Monserrate must also pay a $1000 fine, do 250 hours of community service and attend 52 weeks worth of a batterer's prevention program.
The legislator had faced a maximum of a year behind bars for his misdemeanor third-degree reckless assault conviction for assaulting his girlfriend.
Under state law, a defendant sentenced to more than 60 days in jail (or four months of jail on weekends only) cannot also receive probation and/or counseling.
"I am a flawed person," Monserrate told the court. "I cannot change the past but I can alter the future," said the senator, speaking in a somber, occasionally teary voice.
He added, "what happened is my fault and I take responsibility. I'm so sorry for the harm Karla (Giraldo) has endured and suffered. I love her very much."
Judge William Erlbaum told him to "curb your anger."
But before pronouncing the sentence that does not include jail time, Judge Erlbaum declared: "He doesn't get a break. He doesn't get a handout. He gets what anybody would get in the same situation. A sentence that includes probation is appropriate. It's appropriate!"
Earlier, Monserrate's girlfriend/victim Karla Giraldo, who was in court for the sentencing, had said "I want to be with him and I want to continue my normal life. We would like to get married."
Despite that, an order of protection was continued in the case.
It is close to a year since Monserrate assaulted Giraldo in his apartment building, then dragged her outside.
He was acquitted of more serious felony assault charges resulting from the initial dispute that prosecutors said was triggered by a jealous rage that left Girardo needing about 40 stitches on her face.
Giraldo testified that the injuries were the result of an accident.
Some lawmakers and women's rights organizations have called for Monserrate's resignation and/or dismissal from the senate.
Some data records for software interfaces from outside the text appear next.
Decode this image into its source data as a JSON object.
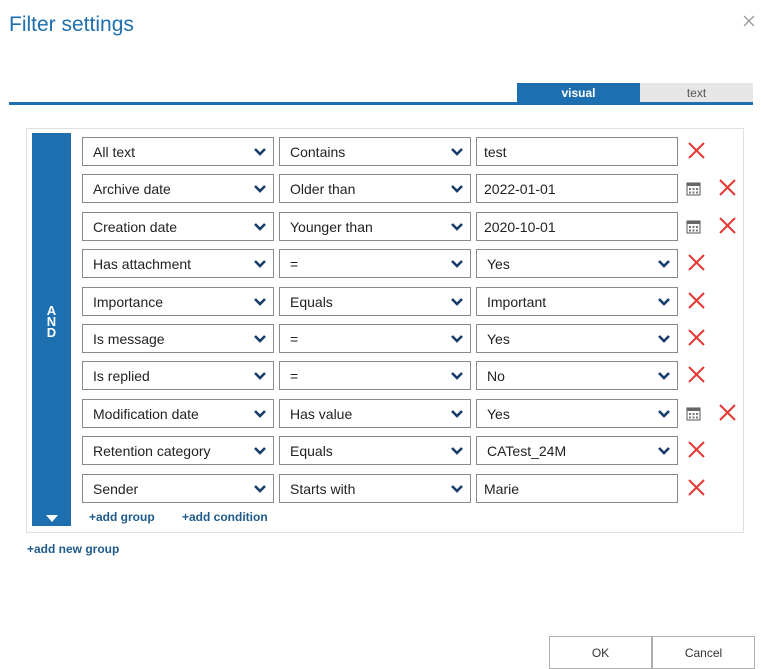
{
  "dialog": {
    "title": "Filter settings",
    "close_icon": "close-icon"
  },
  "tabs": [
    {
      "label": "visual",
      "active": true
    },
    {
      "label": "text",
      "active": false
    }
  ],
  "group": {
    "operator_letters": [
      "A",
      "N",
      "D"
    ],
    "toggle_icon": "triangle-down-icon",
    "add_group": "+add group",
    "add_condition": "+add condition"
  },
  "conditions": [
    {
      "field": "All text",
      "operator": "Contains",
      "value": "test",
      "value_type": "text",
      "calendar": false
    },
    {
      "field": "Archive date",
      "operator": "Older than",
      "value": "2022-01-01",
      "value_type": "text",
      "calendar": true
    },
    {
      "field": "Creation date",
      "operator": "Younger than",
      "value": "2020-10-01",
      "value_type": "text",
      "calendar": true
    },
    {
      "field": "Has attachment",
      "operator": "=",
      "value": "Yes",
      "value_type": "select",
      "calendar": false
    },
    {
      "field": "Importance",
      "operator": "Equals",
      "value": "Important",
      "value_type": "select",
      "calendar": false
    },
    {
      "field": "Is message",
      "operator": "=",
      "value": "Yes",
      "value_type": "select",
      "calendar": false
    },
    {
      "field": "Is replied",
      "operator": "=",
      "value": "No",
      "value_type": "select",
      "calendar": false
    },
    {
      "field": "Modification date",
      "operator": "Has value",
      "value": "Yes",
      "value_type": "select",
      "calendar": true
    },
    {
      "field": "Retention category",
      "operator": "Equals",
      "value": "CATest_24M",
      "value_type": "select",
      "calendar": false
    },
    {
      "field": "Sender",
      "operator": "Starts with",
      "value": "Marie",
      "value_type": "text",
      "calendar": false
    }
  ],
  "add_new_group": "+add new group",
  "buttons": {
    "ok": "OK",
    "cancel": "Cancel"
  },
  "colors": {
    "accent": "#1e6faf",
    "delete": "#e53935",
    "link": "#1e5a8a"
  }
}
The freshman Democrat could have lost his Senate seat automatically if he'd been convicted of the more serious charge, second-degree felony assault.